Which is why Brant’s decision to starve Interview of funds, and ultimately to let it die, is a tragic one. Brant, a philanthropist whose net worth was reported at some $500 million in 2010 and which has probably gone up since then along with the general market in Warhol paintings, can easily afford to keep it going, at a cost that is surely less than the annual sum he pays to insure his collection. Brant has, over the decades, been a force for good in terms of preserving his old friend’s legacy. Clearly, those days are now over. But that doesn’t mean that Warhol’s magazine has lost the support of the only person who could keep it alive. The Andy Warhol Foundation should buy it.
When Brant bought Interview, he purchased it from the Warhol estate, which at the time was asset rich and cash poor. Today, the Andy Warhol Foundation for the Visual Arts has given away hundreds of millions of dollars and is sitting on net assets of more than $300 million. As a general rule, the foundation does not buy Warhol artworks, but Interview is exceptional in many ways. Foremost among them: It’s a living thing, which needs nurturing. Warhol’s paintings are valuable enough that the foundation can reasonably assume that their owners will take good care of them. Without a publisher, however, there’s a very good chance that Interview will simply and ignobly be left for dead.
The one good thing about a bankruptcy filing is that it wipes the slate clean. Peter Brant loved to pay top dollar for boldface names like creative director Fabien Baron, who claims that he’s owed some $600,000 by the magazine; Brant was also happy to lose money on every subscription, by charging just $25 per year for 10 issues of a glossy book that surely cost more than that just to print and distribute. (The cover price was $10 per issue.)
Print-magazine economics are not what they used to be, and luxury advertisers are no longer a source of unlimited cash. But if the Warhol Foundation were to rescue Interview, that would bring in new advertisers from the art world while reifying its status as a unique art object in its own right. In today’s media landscape, nothing is certain. But the Interview franchise is a strong one, and there are many incredibly talented and inventive editors who would love to reimagine it for the social-media age—something Brant, stuck in an earlier era, never really attempted. It’s definitely worth a try.
We have seen a lot of magazines wither or disappear in recent years. Many deserve to be mourned, even if there’s no financially justifiable way of resuscitating them. But Interview is far too important, both as an artwork and as a magazine, for the foundation to simply let go. The Warhol Foundation is not a for-profit publisher.

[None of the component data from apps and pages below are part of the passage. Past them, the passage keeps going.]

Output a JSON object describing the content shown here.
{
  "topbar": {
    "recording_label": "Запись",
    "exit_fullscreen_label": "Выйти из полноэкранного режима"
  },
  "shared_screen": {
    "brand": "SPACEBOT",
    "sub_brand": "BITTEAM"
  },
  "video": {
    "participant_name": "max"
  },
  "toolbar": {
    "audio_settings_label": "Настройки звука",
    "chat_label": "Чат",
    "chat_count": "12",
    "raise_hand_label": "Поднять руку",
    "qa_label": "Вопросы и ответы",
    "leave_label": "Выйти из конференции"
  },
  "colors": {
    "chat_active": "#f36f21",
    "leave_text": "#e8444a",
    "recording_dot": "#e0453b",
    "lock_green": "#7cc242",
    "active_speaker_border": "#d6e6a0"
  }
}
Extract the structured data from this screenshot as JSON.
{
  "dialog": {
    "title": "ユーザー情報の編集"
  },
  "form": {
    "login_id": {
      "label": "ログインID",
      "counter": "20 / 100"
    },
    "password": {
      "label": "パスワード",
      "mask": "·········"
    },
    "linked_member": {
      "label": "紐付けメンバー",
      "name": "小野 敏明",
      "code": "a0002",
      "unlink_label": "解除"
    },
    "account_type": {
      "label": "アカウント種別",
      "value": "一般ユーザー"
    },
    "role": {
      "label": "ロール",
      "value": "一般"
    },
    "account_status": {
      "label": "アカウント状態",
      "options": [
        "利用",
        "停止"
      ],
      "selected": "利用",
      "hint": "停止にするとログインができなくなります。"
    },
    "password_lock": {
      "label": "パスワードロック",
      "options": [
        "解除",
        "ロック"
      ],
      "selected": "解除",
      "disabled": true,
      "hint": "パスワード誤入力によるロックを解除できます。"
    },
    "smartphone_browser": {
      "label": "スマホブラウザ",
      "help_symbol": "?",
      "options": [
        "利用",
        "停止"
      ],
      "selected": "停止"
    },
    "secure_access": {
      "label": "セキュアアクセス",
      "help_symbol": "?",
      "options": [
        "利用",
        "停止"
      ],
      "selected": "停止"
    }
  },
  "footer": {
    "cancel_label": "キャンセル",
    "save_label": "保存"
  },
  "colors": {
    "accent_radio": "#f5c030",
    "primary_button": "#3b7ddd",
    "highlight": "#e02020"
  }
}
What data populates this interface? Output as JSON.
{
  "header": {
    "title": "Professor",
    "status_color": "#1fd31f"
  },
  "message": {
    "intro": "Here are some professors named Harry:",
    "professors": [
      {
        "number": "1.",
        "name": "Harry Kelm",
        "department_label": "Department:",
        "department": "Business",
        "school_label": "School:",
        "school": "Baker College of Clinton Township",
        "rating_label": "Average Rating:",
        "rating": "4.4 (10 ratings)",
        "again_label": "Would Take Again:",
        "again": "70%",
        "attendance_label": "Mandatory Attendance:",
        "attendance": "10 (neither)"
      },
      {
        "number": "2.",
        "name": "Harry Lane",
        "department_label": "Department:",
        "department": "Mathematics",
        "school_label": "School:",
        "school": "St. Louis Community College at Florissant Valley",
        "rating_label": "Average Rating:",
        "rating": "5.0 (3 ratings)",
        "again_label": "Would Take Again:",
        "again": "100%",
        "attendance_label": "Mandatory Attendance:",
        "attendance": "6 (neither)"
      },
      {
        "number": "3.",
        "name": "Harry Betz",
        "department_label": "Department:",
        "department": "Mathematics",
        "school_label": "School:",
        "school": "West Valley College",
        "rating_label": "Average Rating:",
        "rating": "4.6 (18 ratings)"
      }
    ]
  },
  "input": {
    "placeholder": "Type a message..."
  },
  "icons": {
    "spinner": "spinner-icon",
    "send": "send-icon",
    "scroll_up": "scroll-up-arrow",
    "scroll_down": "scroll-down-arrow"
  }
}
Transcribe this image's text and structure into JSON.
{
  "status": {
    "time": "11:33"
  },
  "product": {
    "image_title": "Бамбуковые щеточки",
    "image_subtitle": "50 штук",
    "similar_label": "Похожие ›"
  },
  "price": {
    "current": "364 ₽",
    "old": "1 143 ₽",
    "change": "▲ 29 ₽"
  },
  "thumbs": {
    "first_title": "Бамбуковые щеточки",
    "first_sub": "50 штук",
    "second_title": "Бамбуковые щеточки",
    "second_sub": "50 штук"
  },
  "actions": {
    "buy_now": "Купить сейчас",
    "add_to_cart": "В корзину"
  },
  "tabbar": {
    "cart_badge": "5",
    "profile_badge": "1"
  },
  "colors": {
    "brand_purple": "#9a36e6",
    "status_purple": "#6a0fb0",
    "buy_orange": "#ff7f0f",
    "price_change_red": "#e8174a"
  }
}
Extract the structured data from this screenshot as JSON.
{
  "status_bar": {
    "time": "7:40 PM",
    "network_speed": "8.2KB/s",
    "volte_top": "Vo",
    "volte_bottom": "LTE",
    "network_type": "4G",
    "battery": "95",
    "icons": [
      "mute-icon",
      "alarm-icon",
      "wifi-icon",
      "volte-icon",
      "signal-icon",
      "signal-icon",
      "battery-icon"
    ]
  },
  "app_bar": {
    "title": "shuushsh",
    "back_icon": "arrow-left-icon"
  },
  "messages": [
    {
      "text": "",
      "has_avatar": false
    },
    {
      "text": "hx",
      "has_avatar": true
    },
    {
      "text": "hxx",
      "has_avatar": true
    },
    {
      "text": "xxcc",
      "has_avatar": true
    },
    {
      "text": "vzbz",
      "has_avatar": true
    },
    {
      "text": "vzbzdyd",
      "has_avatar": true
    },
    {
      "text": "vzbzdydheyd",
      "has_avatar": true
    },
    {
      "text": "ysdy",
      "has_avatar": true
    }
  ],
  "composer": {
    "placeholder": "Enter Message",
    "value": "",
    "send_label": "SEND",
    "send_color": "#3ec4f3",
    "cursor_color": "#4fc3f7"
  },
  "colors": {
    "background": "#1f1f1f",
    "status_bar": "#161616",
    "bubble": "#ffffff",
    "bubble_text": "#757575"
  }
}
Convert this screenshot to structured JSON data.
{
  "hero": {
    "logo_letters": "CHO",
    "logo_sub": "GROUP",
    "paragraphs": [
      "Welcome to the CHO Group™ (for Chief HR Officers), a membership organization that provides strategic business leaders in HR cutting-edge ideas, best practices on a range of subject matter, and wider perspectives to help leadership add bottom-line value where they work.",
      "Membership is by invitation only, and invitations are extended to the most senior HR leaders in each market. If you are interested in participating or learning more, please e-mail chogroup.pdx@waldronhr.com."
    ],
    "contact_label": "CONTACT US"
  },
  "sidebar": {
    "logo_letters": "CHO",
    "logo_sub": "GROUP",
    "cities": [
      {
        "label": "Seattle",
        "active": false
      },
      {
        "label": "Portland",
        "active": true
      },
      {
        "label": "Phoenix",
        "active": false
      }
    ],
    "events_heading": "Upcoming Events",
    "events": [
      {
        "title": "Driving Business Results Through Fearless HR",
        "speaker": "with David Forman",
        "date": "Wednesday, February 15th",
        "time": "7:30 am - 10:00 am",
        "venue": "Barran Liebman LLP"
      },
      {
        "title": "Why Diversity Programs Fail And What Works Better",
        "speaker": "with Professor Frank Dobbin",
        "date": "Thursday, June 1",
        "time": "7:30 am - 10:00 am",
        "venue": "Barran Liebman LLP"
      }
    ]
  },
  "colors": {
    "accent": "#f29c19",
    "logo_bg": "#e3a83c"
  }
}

It exists to continue Warhol’s legacy. Allowing Interview’s visual inventiveness to continue into the future is the first best way for it to do that. They should buy it back, bring it back to life, and make it an integral part of Warhol’s bequest. Perhaps, with hindsight, it should have stayed there all along.